I'ts neat, and it's a nice way to add glows to sparkles in glass or water, candles or firelight, that kinda thing. You just blur to the amount you want, creating the halos. you can set to screen or linear dodge, but since it's only highlihts that have been copied, you sometimes can leave as is.

Here's an example:

Original, Highlights selected (Ctrl+Alt+2) on black background, Highlights with blur of 5 back on original


Michael Carter
12-07-2006, 03:57 PM
Man, I've been living in photoshop since version two... it came on floppies...

Not really a "technique", but the best advice I can give: get a wacom tablet! And a kensington track ball. The kensington rules... c'mon, you're moving your FINGERTIPS instead of your forearm... you can shoot across two monitors with one flick (they sense acceleration, and it's adjustable). And you don't need a "clean" spot on your desk for a mouse to operate in. You'll never go back.

I'm a masking freak:

Learn to use the pen tool for selections... with a pen, you can fly through points, and subtly 'drag' the pen to get curved points. You can make accurate paths with amazing speed.

Whenever you turn a pen-path into a selection, hop into quickmask and give it a .5 pixel gaussian blur... really makes it more "real".

When you have a tough selection to make (say, leaves in front of sky) look at each channel; often one color channel will have large areas "already alpha'd"... it may be dark vs. light grays instead of black & white, but dupe the channel and use levels or curves. I've made tough selections of things like hair by building them with chunks from each channel, some paths, and some hand-painting.

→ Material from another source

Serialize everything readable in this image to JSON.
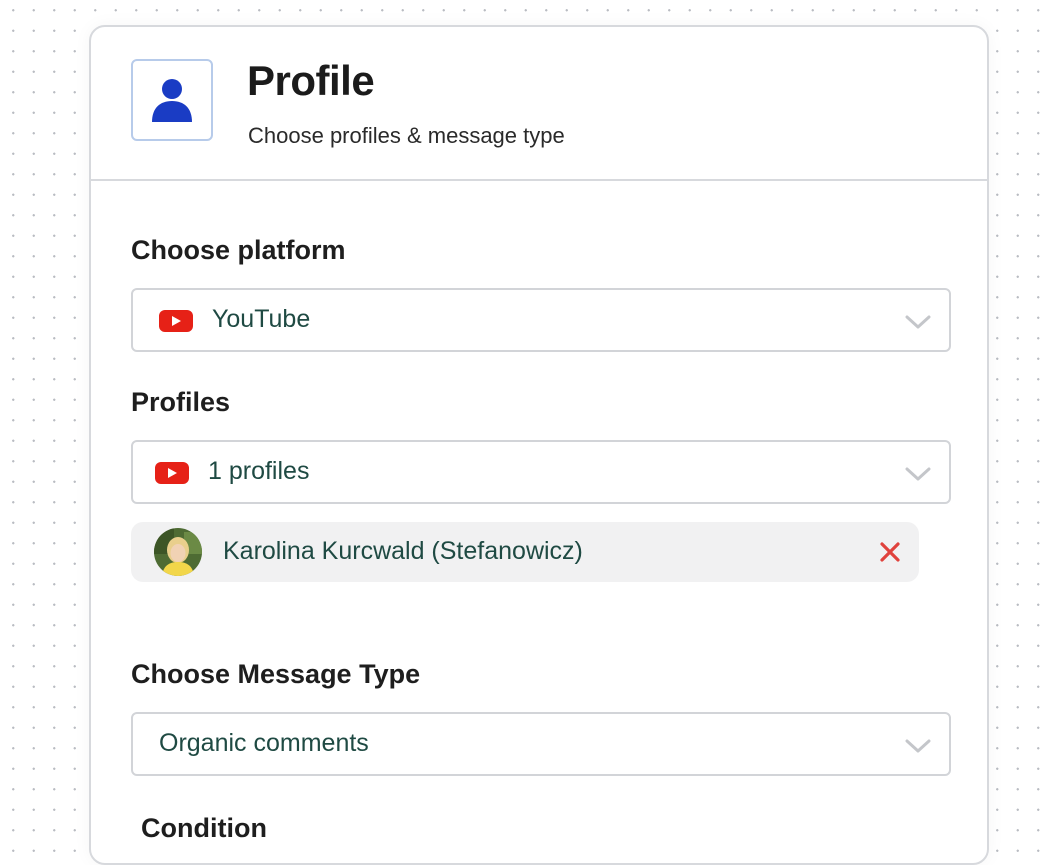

When you float or paste an object into a scene, and you want to kill fringes of color, try this.... select the floated object (command-click on its layer) and click the layer mask button. Gaussian blur the layer mask only (depending on file size, anywhere from .6 to a couple pixels). Then, use levels or curves to fine-tune the mask size; the blurred edges on the mask are just varying levels of gray... adjusting those levels will close or open the mask, while leaving the edges as soft as you'd like.

When you paint a repair into a scene, try adding a little noise if it looks too clean. Kai power tools used to include "Hue protected Noise", the greatest OS9 photoshop filter ever to disappear for OSx.

If you have to add a realistic shadow under an object, paint the shadow in quick mask with fairly hard edges; then use motion blur to start softening. Many shadows have several subtle but distinct edges... motion blur can give this look, depending on the angle set. Then soften things a bit with gaussian blur.

When you need a groovy abstract background, copy a tiny piece of hair, sky, grass, whatever from another photo and enlarge the crap out of it. Twist it, warp it, use the Wave filter, blur it, curve it, hue-saturation it. Choose a chunk of that and enlarge even more. Blur the daylights out of it to kill the pixelation. I once did an ad that was all over town, in print and billboards... the grungy funky background was my daughter's hair and part of her ear (well, it was once, and it was fun to point out to her).